Now that I’m shopping more mindfully and with purpose, the experience no longer feels all that fun to me. Since I don’t lose myself in the experience, it doesn’t provide the type of escape or diversion I crave. It’s become more of a chore or a means to an end at this point. Sure, it’s satisfying when I find an item on my list, but when I don’t, it’s often quite frustrating and draining.
No Replacement for Shopping as of Yet
I know many of you have lots of activities you enjoy and which fulfill you in various ways. While I definitely have things I enjoy doing and am working to cultivate new hobbies and interests, I’ve yet to find a replacement for shopping in my life. I’m sure that will come with time, but at this point I feel a bit of a loss for what shopping used to mean for me. I know it was very destructive to me in many ways, but I miss what it provided for me.
I’m sure I will find my way and grow to love a lot of other things in life besides shopping. I’m sure that shopping will eventually find its rightful place in my life as an occasional activity that meets a defined need. I’m sure I’ll eventually create the full life I want to replace my full closet. But right now, I feel a bit sad and I’m mourning the loss of shopping as a hobby and passion.
In the Balance, I’m Happy with the Changes
In the balance, though, I’m very happy and proud of the changes I’ve made. I know I still have a long way to go, but I’m happy to now be a different type of shopper, one who shops with her brain instead of her emotions.

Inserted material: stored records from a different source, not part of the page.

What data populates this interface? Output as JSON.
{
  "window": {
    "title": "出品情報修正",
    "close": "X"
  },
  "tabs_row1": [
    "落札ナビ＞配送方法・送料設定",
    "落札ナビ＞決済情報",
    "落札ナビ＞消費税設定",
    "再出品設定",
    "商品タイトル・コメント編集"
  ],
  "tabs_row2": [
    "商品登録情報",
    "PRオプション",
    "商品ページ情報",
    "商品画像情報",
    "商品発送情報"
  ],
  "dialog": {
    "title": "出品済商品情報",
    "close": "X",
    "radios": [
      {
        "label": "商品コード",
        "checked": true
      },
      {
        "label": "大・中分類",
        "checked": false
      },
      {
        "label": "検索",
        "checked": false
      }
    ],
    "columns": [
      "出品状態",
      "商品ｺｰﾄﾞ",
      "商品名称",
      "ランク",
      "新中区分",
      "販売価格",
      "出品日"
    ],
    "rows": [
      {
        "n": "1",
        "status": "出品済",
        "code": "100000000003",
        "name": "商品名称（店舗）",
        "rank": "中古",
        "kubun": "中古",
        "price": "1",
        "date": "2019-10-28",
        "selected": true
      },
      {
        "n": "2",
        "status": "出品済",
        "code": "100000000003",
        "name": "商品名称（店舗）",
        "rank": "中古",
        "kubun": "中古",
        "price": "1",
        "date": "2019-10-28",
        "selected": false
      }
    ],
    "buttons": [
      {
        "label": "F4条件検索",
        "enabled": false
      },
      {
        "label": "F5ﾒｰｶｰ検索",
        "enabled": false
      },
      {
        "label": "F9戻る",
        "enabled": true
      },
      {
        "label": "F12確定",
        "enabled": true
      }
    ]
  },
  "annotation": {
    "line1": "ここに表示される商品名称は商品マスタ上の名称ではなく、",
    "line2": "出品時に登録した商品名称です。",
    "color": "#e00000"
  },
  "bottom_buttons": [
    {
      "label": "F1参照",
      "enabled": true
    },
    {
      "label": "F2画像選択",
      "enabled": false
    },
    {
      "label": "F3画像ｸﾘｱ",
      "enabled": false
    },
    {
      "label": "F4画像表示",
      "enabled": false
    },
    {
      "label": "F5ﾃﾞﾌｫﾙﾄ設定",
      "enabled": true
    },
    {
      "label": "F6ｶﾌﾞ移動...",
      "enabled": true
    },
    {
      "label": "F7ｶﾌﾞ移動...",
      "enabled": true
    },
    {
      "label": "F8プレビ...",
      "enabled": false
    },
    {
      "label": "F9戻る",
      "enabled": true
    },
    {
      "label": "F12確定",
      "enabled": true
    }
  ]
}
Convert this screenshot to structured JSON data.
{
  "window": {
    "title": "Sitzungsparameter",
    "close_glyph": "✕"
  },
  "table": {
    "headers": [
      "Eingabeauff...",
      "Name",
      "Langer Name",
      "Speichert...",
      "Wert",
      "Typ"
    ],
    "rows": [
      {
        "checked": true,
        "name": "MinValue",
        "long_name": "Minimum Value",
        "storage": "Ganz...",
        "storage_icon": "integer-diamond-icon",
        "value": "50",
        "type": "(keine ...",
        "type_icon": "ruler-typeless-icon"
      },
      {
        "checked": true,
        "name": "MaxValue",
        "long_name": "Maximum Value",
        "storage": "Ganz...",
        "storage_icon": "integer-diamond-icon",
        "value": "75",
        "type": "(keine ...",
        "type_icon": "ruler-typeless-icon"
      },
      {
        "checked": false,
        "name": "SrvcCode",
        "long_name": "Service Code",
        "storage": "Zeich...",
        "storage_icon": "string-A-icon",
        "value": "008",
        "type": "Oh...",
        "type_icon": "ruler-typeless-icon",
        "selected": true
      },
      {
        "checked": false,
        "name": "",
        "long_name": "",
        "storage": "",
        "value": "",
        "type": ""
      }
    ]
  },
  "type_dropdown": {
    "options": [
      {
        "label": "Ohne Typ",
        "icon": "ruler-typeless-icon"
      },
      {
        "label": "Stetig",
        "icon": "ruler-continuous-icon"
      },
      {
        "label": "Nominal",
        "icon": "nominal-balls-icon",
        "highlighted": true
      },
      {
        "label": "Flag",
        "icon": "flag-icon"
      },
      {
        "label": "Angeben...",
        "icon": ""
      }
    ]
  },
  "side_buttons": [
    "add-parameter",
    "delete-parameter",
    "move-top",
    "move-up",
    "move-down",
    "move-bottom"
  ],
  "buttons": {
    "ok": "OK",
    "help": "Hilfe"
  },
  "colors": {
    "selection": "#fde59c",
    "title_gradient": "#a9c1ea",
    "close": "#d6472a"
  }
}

I’m sure I will always like nice things and want to dress well and I’ll need to shop from time to time to fill closet gaps and update my wardrobe. But shopping is no replacement for truly living and enjoying my life. Shopping will never fill the emptiness in my soul. That emptiness is still there, but with some time and a lot of work and soul-searching, I believe I’ll find other ways to feed my soul. I will have faith and continue to walk my path of recovery. I thank all of those who are walking with me and cheering me on along the way!